On Mon, 14 Jul 1997 22:13:40 -0500 Joe Daniel <jdaniel@aristotle.net>
writes:
>jamolnar@juno.com wrote:
>
>  Despite what the media may
>> think, or what they want the public to think, a scientific 
>hypothesis is
>> not tested by taking a poll of scientists to see who agrees with it. 
> The
>> strength of a hypothesis is determined by the amount of data that
>> supports it.  Period.
>
>Oh really.  Maybe in a perfect world things might be that way.  Not in
>this one.  An idea not seen to be en vogue with the establishment will
>have a hard time finding grant money in today's climate.  If the new
>idea contradicts what the big name boys in the field say, then it has
>about as much chance of getting published and accepted no matter the
>evidence as I have of winning the lottery.  Possible but not too 
>bloody
>likely.  Paleontologists have it easy compared to a lot of fields
>because it is so poorly funded that everyone starves and there are so
>few (relatively) that are making a living at it academically that it 
>is
>easier for newcomers to say new things.  Try it in, say, biomed
>research, and you will find your funding disappear like an ice cube in
>summer.  And in biomed research, without funding you don't do much

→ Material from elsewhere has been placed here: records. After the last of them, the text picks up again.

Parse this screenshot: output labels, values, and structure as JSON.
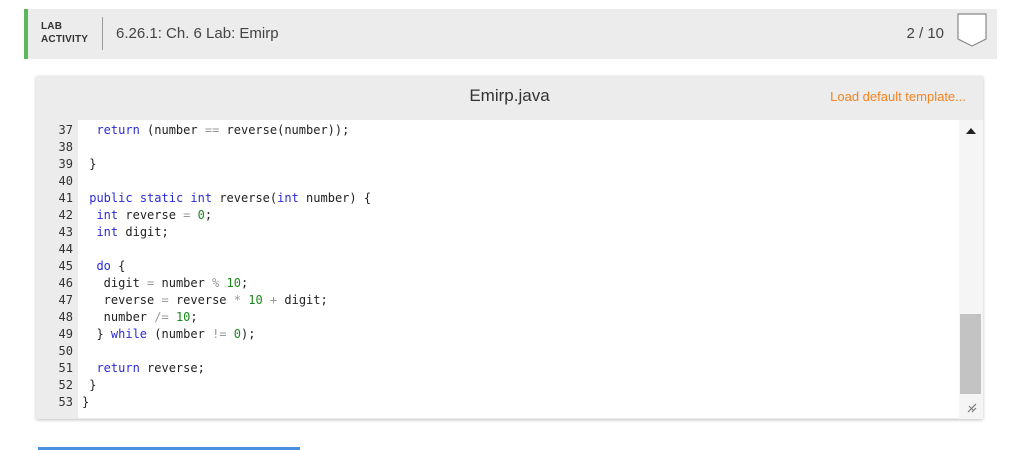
{
  "header": {
    "tag_line1": "LAB",
    "tag_line2": "ACTIVITY",
    "title": "6.26.1: Ch. 6 Lab: Emirp",
    "score": "2 / 10",
    "accent_color": "#5cb85c",
    "badge_icon": "shield-badge-icon"
  },
  "editor": {
    "filename": "Emirp.java",
    "load_template": "Load default template...",
    "load_template_color": "#f58320",
    "lines": [
      {
        "n": "37",
        "html": "  <span class=\"kw\">return</span> (number <span class=\"op\">==</span> reverse(number));"
      },
      {
        "n": "38",
        "html": ""
      },
      {
        "n": "39",
        "html": " }"
      },
      {
        "n": "40",
        "html": ""
      },
      {
        "n": "41",
        "html": " <span class=\"kw\">public</span> <span class=\"kw\">static</span> <span class=\"kw\">int</span> reverse(<span class=\"kw\">int</span> number) {"
      },
      {
        "n": "42",
        "html": "  <span class=\"kw\">int</span> reverse <span class=\"op\">=</span> <span class=\"num\">0</span>;"
      },
      {
        "n": "43",
        "html": "  <span class=\"kw\">int</span> digit;"
      },
      {
        "n": "44",
        "html": ""
      },
      {
        "n": "45",
        "html": "  <span class=\"kw\">do</span> {"
      },
      {
        "n": "46",
        "html": "   digit <span class=\"op\">=</span> number <span class=\"op\">%</span> <span class=\"num\">10</span>;"
      },
      {
        "n": "47",
        "html": "   reverse <span class=\"op\">=</span> reverse <span class=\"op\">*</span> <span class=\"num\">10</span> <span class=\"op\">+</span> digit;"
      },
      {
        "n": "48",
        "html": "   number <span class=\"op\">/=</span> <span class=\"num\">10</span>;"
      },
      {
        "n": "49",
        "html": "  } <span class=\"kw\">while</span> (number <span class=\"op\">!=</span> <span class=\"num\">0</span>);"
      },
      {
        "n": "50",
        "html": ""
      },
      {
        "n": "51",
        "html": "  <span class=\"kw\">return</span> reverse;"
      },
      {
        "n": "52",
        "html": " }"
      },
      {
        "n": "53",
        "html": "}"
      }
    ]
  },
  "scrollbar": {
    "up_icon": "scroll-up-arrow-icon",
    "resize_icon": "resize-grip-icon"
  }
}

>research at all.  At least in paleontology, you can still do 
>something. 
>You're not spending a couple of grand a day every day in the lab.  I

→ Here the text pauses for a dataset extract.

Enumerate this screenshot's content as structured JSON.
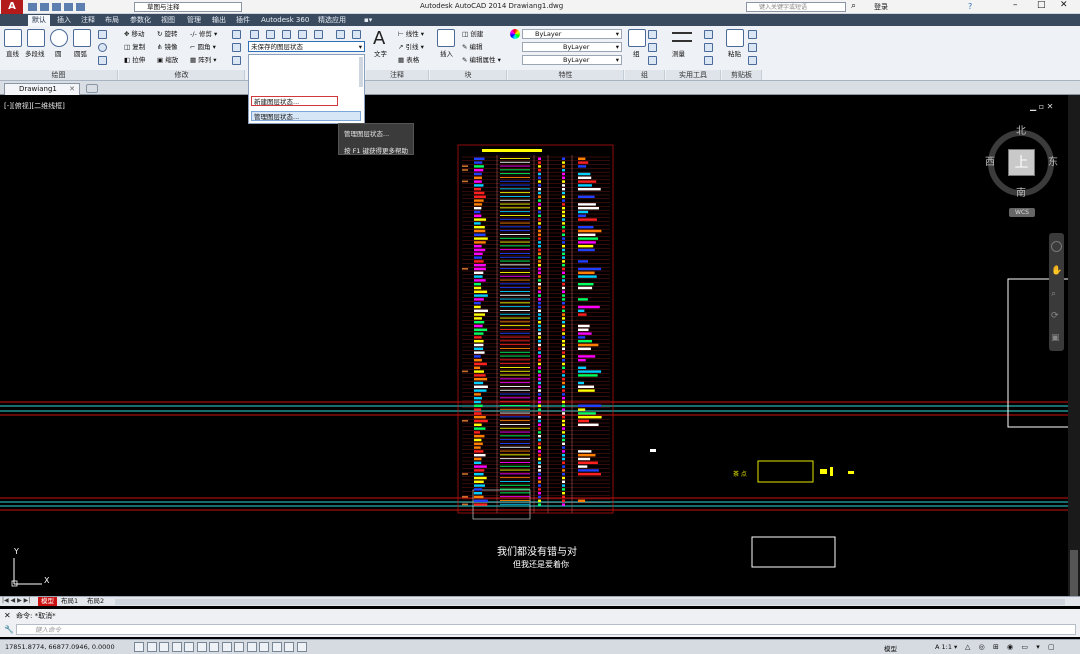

>sometimes want to cry when I think of the paleo research that could be
>done with the money I spend in the lab every day as a simple biomed
>tech.
>
>Sorry to sound bitter but that's just the way it is in the labs I am
>familiar with.

Your bitterness is recognized, and empathized with, believe me.  I was
jealous of all the bio grad students in fields that were well funded,
while animal behavior and other fields went scraping for cash for
post-docs.  And if the government decides that one scientific theory is
worth funding, then the other politically incorrect one languishes in the
climate today.  

I recognize that science has gotten more and more politicized.  I was
speaking in the ideal that science should hold.  Perhaps if governments
were not funding so carelessly, real science could go forward.

Judy Molnar
Education Associate, Virginia Living Museum
vlmed@juno.com
jamolnar@juno.com
All questions are valid; all answers are tentative.